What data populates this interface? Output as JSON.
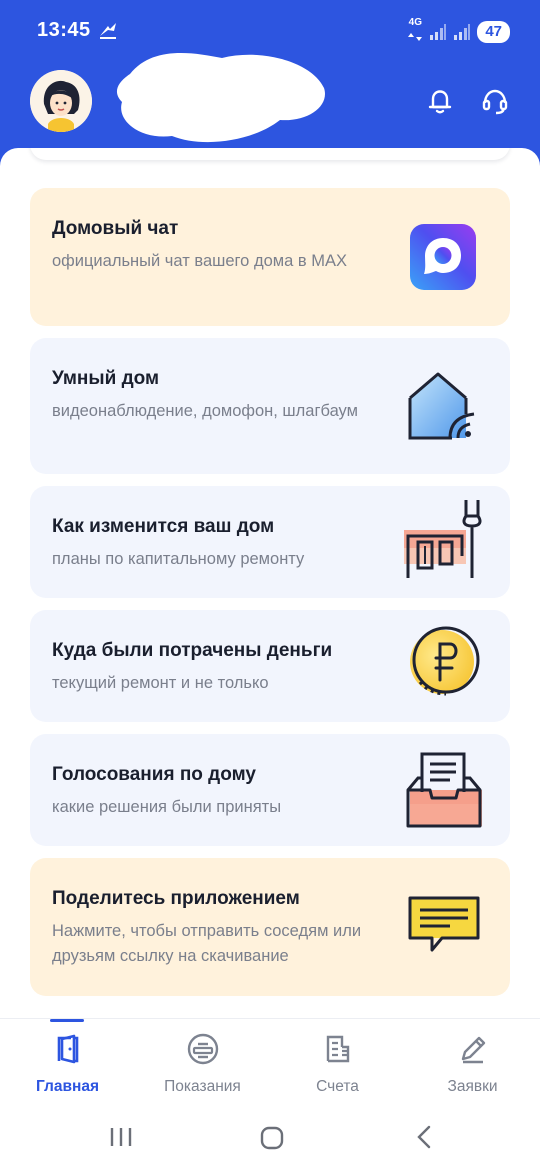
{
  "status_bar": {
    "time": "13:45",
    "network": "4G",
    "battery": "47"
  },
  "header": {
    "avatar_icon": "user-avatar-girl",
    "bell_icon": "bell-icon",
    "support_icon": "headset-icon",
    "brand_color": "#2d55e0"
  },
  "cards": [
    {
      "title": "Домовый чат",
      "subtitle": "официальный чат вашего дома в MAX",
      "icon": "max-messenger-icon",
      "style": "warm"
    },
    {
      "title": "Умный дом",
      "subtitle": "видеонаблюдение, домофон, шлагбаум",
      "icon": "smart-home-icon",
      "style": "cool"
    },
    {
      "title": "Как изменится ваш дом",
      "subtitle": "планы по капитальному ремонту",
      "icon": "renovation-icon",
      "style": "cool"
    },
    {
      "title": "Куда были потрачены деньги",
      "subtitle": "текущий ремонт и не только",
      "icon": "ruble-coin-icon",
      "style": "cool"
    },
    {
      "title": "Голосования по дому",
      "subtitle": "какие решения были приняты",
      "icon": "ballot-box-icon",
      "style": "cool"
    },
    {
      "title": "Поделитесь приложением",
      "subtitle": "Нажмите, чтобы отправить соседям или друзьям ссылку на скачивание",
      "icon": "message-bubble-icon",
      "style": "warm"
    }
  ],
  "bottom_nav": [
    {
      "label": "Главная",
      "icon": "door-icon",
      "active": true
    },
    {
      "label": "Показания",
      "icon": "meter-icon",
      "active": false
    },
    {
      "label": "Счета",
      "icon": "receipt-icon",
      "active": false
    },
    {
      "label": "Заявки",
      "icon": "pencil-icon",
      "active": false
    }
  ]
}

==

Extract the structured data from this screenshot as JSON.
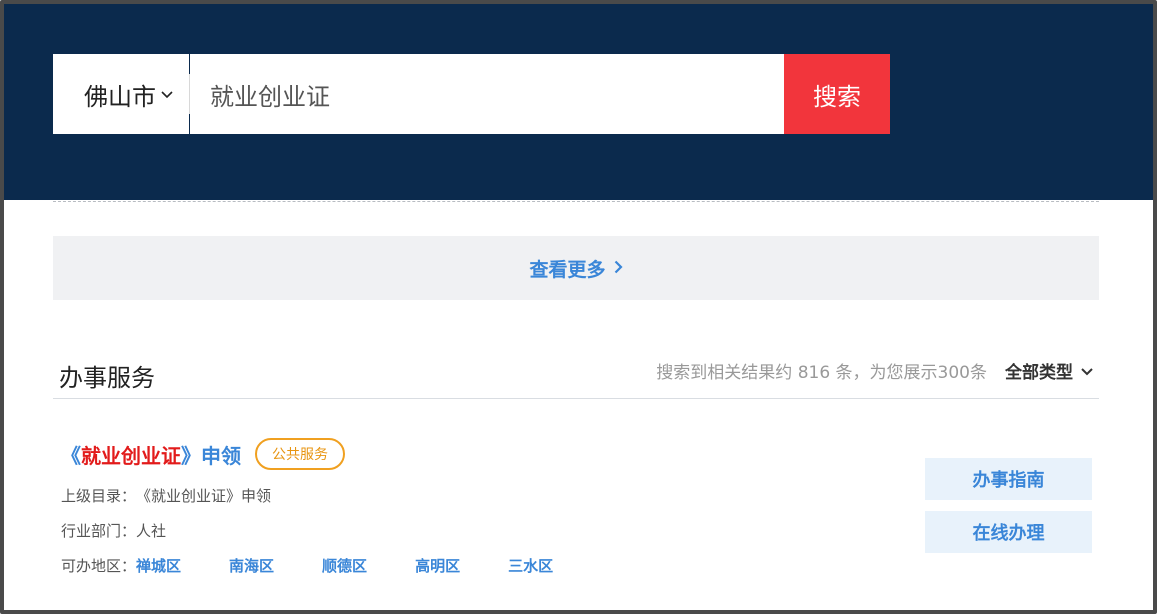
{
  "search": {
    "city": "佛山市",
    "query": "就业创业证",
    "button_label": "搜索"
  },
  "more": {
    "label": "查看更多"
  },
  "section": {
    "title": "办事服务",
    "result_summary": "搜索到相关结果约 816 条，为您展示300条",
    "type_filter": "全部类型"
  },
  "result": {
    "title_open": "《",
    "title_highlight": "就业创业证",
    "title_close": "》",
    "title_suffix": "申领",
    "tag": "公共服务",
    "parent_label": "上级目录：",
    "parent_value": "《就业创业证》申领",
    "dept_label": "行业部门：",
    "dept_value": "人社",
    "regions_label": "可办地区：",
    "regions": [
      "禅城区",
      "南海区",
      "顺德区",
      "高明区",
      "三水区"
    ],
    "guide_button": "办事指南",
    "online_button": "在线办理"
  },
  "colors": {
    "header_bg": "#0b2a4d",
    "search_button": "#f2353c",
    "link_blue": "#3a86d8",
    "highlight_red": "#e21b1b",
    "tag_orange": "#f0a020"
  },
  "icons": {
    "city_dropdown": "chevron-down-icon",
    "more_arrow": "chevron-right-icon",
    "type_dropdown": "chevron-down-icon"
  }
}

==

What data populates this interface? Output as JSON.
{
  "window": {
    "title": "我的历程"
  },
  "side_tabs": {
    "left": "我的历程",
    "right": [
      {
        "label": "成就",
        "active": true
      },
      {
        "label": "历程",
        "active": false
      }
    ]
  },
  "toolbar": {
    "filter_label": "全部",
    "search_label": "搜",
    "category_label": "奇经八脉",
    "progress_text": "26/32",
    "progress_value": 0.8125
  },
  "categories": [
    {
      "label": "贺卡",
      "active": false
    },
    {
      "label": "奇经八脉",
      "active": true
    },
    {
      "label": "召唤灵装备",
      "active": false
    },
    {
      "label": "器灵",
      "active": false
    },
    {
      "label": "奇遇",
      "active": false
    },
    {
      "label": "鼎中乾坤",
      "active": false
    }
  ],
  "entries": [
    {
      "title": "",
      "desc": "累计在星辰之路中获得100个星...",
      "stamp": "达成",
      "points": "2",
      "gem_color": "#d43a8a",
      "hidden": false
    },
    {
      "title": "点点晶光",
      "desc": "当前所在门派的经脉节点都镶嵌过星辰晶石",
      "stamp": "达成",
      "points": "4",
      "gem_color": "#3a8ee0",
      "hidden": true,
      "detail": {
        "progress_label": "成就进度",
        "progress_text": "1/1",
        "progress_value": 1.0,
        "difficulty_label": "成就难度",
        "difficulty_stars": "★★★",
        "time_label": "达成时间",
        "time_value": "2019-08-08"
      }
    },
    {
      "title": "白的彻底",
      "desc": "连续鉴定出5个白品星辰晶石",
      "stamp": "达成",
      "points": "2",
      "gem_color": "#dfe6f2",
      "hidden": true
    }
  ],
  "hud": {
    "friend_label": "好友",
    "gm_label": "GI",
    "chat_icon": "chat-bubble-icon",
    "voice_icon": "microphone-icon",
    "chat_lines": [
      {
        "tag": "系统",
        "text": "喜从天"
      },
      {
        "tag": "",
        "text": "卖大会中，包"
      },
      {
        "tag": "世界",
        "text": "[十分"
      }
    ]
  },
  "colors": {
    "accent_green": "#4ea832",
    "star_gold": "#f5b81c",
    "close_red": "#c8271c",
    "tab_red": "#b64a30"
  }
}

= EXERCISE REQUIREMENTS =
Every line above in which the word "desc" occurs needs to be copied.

= EXERCISE RESULT =
      "desc": "累计在星辰之路中获得100个星...",
      "desc": "当前所在门派的经脉节点都镶嵌过星辰晶石",
      "desc": "连续鉴定出5个白品星辰晶石",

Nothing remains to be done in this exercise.